My friends and I are close. Growing up in a small town, we’ve always been there for each other – to joke with, lean on in hard times, and to razz each other. We have a tight-knit group of 5 and they’ve been my chosen family since I was 12. It’s hard to believe so much time has passed since our early days, but here we all are.
I experienced incontinence after having my prostate removed in 2013. It wasn’t a fun thing to go through, and I certainly didn’t enjoy it, but the one thing that made it easier was that I knew to expect it – and that I wasn’t the only one.
You see, one of my buddies in our group, Joe, had also gone through something similar a few years back. He pulled me aside before surgery and told me that the worst thing that was going to happen was that I’d probably have some leaks – maybe a lot. It had happened to him for at least a year after his surgery and he said it was “hell “.
But he told me that the thing that had made it worse was not knowing it was coming, That was why he was talking to me – he wanted to me to know that I wasn’t alone. And, if it weren’t for his advice and pick-me-up talks, I don’t know how I would have gotten through that first year.
I’ve recovered well and don’t really experience the leaks anymore. But I still talk about it. Because that’s what we should all do with those we are close to. You never know who might benefit from your experience, or who might also go through something similar and just need a friend or to know they are not alone.

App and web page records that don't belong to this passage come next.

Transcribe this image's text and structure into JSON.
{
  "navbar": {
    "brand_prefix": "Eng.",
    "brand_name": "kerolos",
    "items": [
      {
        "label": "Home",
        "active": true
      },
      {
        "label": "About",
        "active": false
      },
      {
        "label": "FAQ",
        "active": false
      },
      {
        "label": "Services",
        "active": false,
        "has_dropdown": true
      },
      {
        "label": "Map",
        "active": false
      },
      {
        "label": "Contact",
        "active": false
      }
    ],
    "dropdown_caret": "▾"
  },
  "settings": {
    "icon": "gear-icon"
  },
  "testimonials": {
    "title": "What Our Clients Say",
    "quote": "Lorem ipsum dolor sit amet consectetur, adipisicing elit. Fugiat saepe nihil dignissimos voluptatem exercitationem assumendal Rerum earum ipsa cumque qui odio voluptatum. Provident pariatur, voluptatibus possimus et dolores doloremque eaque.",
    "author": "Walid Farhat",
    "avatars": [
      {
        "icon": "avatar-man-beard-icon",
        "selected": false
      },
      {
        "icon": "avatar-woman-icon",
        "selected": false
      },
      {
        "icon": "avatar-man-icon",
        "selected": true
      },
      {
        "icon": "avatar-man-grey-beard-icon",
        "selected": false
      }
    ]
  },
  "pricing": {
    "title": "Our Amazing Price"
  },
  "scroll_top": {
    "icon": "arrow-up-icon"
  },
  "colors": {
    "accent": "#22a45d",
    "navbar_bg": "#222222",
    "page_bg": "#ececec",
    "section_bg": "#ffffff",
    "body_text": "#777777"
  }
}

Don’t let your own embarrassment get in the way of opening up to your loved ones. I’m sure glad Joe didn’t.
Brad T., Auburn, AL